Jesus’ hometown boasts several Christmas venues. For the first time, the city’s youth have created an illuminated pathway marked by some 1.5 million lights leading to the Mount of Precipice. According to Luke 4:29-30, Nazareth’s Jews, not accepting Jesus as Messiah, tried to throw him off the cliff, but “he passed through the midst of them and went away” en route to Capernaum on Lake Tiberias.

We will be the bridge for peace,

Nazareth’s Christmas Parade Association has been organizing the city’s annual Christmas parade since 1983. On Dec. 24 at 3 p.m., some 2,000 Boy Scouts, choir members and other youth groups will march 3 kilometers (1.9 miles) down Pope Paul VI Street from Mary’s Well to Casa Nova by the Basilica of the Annunciation, followed by fireworks at 5:30 p.m.

On New Year’s Eve, a midnight light show and fireworks display will light up the Basilica of Jesus the Adolescent, also simply known as the Salesian Church, located on the highest hill to the west above the Old City.

The Christmas celebrations continue in the New Year, Jan. 6-7 , explained the Rev. Simaan Bajjali of Nazareth’s Orthodox Annunciation Church, which has 20,000 congregants.

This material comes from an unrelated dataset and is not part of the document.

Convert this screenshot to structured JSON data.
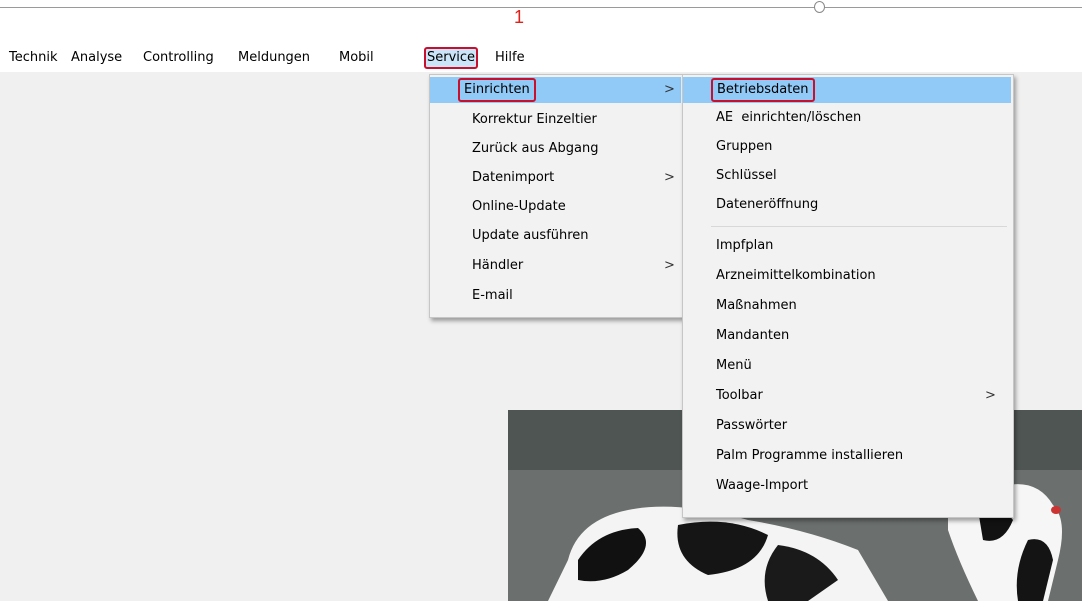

“I am doing my best to make this year’s celebrations a success,” promised Mayor Salam. “Visitors will feel safe, as if they were in their own home.”

Coronavirus? Bah, humbug.

*Born in Toronto, Canada, Gil Zohar is now a licensed tour guide based in Jerusalem. Prior to moving to Israel, he suffered from the seasonal malady affecting some Jews — Santa Claus-trophobia. Living here, he has come to appreciate that all religions have beauty.

You've reached your limit of free articles.

To read the full story, start your free trial today.

Get unlimited access. Cancel anytime.

Exclusive coverage from the world's top sources, in English for the first time.

Insights from the widest range of perspectives, languages and countries.


Shame On The García Márquez Heirs — Cashing In On The "Scraps" Of A Legend

A decision to publish a sketchy manuscript as a posthumous novel by the late Gabriel García Márquez would have horrified Colombia's Nobel laureate, given his painstaking devotion to the precision of the written word.

Photo of a window with a sticker of the face of Gabriel Garcia Marquez with butterfly notes at Guadalajara's International Book Fair.

Poster of Gabriel Garcia Marquez at Guadalajara's International Book Fair.

Juan David Torres Duarte


BOGOTÁ — When a writer dies, there are several ways of administering the literary estate, depending on the ambitions of the heirs. One is to exercise a millimetric check on any use or edition of the author's works, in the manner of James Joyce's nephew, Stephen, who inherited his literary rights. He refused to let even academic papers quote from Joyce's landmark novel, Ulysses.

Or, you continue to publish the works, making small additions to their corpus, as with Italo Calvino, Samuel Beckett and Clarice Lispector, or none at all, which will probably happen with Milan Kundera and Cormac McCarthy.

Another way is to seek out every scrap of paper the author left and every little word that was jotted down — on a piece of cloth, say — and drip-feed them to publishers every two to three years with great pomp and publicity, to revive the writer's renown.

This has happened with the Argentine Julio Cortázar (who seems to have sold more books dead than alive), the French author Albert Camus (now with 200 volumes of personal and unfinished works) and with the Chilean author Roberto Bolaño. The latter's posthumous oeuvre is so abundant I am starting to wonder if his heirs haven't hired a ghost writer — typing and smoking away in some bedsit in Barcelona — to churn out "newly discovered" works.

Which group, I wonder, will our late, great novelist Gabriel García Márquez fit into?

Keep reading...Show less

The latest